### TASK:
Identical copies of all the records below are needed.

[Website and app data records]
━━━━━━━━━━━━━━━━━━━━
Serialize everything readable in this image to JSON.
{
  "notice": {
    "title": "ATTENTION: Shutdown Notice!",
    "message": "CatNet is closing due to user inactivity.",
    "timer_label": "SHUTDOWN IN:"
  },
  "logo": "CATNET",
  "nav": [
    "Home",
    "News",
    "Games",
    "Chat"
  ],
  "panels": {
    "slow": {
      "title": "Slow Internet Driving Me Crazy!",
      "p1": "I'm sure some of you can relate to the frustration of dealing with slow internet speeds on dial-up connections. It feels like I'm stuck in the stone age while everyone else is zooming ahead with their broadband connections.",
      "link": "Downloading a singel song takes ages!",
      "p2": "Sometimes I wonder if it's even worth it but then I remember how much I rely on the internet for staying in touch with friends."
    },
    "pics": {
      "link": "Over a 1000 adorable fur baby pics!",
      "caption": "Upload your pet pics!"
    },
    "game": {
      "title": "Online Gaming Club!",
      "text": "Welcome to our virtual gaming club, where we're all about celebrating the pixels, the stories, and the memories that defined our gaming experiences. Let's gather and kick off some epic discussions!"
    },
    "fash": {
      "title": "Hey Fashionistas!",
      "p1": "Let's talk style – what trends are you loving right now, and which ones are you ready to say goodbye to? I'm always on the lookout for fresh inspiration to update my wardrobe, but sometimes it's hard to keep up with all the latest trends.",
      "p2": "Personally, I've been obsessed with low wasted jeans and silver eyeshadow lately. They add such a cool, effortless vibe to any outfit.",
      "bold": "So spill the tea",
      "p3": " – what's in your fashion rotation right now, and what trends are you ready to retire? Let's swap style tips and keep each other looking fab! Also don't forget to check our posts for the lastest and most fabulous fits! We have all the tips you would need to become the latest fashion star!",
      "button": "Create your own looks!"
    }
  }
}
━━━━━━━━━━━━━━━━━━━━
### RESULT OF THIS TASK:
Serialize everything readable in this image to JSON.
{
  "notice": {
    "title": "ATTENTION: Shutdown Notice!",
    "message": "CatNet is closing due to user inactivity.",
    "timer_label": "SHUTDOWN IN:"
  },
  "logo": "CATNET",
  "nav": [
    "Home",
    "News",
    "Games",
    "Chat"
  ],
  "panels": {
    "slow": {
      "title": "Slow Internet Driving Me Crazy!",
      "p1": "I'm sure some of you can relate to the frustration of dealing with slow internet speeds on dial-up connections. It feels like I'm stuck in the stone age while everyone else is zooming ahead with their broadband connections.",
      "link": "Downloading a singel song takes ages!",
      "p2": "Sometimes I wonder if it's even worth it but then I remember how much I rely on the internet for staying in touch with friends."
    },
    "pics": {
      "link": "Over a 1000 adorable fur baby pics!",
      "caption": "Upload your pet pics!"
    },
    "game": {
      "title": "Online Gaming Club!",
      "text": "Welcome to our virtual gaming club, where we're all about celebrating the pixels, the stories, and the memories that defined our gaming experiences. Let's gather and kick off some epic discussions!"
    },
    "fash": {
      "title": "Hey Fashionistas!",
      "p1": "Let's talk style – what trends are you loving right now, and which ones are you ready to say goodbye to? I'm always on the lookout for fresh inspiration to update my wardrobe, but sometimes it's hard to keep up with all the latest trends.",
      "p2": "Personally, I've been obsessed with low wasted jeans and silver eyeshadow lately. They add such a cool, effortless vibe to any outfit.",
      "bold": "So spill the tea",
      "p3": " – what's in your fashion rotation right now, and what trends are you ready to retire? Let's swap style tips and keep each other looking fab! Also don't forget to check our posts for the lastest and most fabulous fits! We have all the tips you would need to become the latest fashion star!",
      "button": "Create your own looks!"
    }
  }
}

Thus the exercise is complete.